### Task details
Search the data for "Master" and copy every matching line.

### Provided data

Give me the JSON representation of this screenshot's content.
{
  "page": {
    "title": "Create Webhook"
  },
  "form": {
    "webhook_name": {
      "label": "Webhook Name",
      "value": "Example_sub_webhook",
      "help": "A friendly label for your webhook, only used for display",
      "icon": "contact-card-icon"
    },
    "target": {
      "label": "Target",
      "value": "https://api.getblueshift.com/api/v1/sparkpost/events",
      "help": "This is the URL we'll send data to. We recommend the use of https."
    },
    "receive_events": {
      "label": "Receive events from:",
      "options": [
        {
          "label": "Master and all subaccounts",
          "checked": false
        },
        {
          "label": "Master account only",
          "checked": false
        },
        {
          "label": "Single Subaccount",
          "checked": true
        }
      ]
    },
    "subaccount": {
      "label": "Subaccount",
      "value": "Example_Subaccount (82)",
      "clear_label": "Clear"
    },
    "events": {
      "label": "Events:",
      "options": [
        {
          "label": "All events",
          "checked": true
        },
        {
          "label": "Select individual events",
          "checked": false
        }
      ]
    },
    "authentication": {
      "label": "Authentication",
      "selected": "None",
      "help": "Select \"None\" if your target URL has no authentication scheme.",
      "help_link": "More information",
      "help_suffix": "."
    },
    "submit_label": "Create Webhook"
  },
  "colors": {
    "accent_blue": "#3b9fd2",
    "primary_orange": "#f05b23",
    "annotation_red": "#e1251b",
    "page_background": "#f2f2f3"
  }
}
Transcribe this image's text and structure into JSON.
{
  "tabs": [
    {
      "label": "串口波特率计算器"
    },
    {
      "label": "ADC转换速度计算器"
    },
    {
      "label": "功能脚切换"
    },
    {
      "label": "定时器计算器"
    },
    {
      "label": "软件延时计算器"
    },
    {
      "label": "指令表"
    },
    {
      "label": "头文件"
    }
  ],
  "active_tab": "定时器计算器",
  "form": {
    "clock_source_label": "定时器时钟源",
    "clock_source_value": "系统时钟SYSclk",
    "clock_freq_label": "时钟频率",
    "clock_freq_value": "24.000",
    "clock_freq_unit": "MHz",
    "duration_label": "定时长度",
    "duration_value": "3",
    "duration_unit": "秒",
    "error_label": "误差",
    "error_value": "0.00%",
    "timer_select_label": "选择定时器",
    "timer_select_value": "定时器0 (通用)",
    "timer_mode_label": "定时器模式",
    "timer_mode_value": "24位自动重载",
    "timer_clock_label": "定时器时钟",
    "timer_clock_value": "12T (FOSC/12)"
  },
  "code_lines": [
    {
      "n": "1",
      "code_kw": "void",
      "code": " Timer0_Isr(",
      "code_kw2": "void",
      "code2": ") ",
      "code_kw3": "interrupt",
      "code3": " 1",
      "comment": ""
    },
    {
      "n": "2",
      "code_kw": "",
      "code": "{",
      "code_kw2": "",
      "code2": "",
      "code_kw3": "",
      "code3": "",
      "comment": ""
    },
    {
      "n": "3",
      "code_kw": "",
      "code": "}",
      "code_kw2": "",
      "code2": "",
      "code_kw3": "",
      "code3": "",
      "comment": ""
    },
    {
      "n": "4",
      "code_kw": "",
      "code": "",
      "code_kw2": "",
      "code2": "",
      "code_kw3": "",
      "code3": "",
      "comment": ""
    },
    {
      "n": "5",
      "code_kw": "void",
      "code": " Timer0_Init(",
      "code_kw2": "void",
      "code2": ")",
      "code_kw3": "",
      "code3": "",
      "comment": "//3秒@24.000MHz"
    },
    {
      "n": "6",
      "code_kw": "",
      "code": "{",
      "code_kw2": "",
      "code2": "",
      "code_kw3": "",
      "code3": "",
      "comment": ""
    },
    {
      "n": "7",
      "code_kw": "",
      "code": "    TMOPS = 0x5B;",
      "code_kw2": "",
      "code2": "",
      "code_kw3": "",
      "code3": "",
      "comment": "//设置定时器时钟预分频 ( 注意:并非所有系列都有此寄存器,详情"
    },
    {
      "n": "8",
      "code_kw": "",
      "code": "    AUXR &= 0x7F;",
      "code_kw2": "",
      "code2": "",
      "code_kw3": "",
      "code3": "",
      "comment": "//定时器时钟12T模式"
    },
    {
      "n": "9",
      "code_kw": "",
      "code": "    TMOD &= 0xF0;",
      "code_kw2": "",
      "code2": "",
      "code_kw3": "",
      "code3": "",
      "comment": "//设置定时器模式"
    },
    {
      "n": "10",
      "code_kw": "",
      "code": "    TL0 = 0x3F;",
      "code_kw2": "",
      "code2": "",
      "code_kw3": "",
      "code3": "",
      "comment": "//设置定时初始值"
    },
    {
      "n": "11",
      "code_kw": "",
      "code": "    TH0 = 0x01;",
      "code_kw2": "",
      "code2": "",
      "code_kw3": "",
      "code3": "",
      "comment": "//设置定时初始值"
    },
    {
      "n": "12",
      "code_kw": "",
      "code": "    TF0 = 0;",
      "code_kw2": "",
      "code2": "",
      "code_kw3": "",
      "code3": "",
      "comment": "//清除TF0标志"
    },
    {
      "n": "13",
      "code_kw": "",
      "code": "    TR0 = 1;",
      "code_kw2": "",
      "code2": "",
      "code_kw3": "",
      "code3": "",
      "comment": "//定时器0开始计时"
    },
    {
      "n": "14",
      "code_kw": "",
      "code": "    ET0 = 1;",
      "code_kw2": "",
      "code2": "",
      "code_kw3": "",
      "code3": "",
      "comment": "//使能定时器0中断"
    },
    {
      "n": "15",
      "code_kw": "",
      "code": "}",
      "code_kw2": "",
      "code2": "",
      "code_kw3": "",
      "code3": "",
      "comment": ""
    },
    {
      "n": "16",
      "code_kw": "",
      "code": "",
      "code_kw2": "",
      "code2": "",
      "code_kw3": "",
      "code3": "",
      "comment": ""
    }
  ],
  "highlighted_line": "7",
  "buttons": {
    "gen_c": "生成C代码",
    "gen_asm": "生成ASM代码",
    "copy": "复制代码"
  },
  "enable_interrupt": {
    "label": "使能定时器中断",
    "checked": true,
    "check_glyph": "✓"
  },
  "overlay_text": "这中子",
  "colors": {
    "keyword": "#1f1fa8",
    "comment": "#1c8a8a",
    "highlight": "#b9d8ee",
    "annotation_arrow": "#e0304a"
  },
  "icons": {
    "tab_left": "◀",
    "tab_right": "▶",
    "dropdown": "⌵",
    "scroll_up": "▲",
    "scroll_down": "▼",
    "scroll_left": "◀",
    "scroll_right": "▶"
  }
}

### Solution to the problem
          "label": "Master and all subaccounts",
          "label": "Master account only",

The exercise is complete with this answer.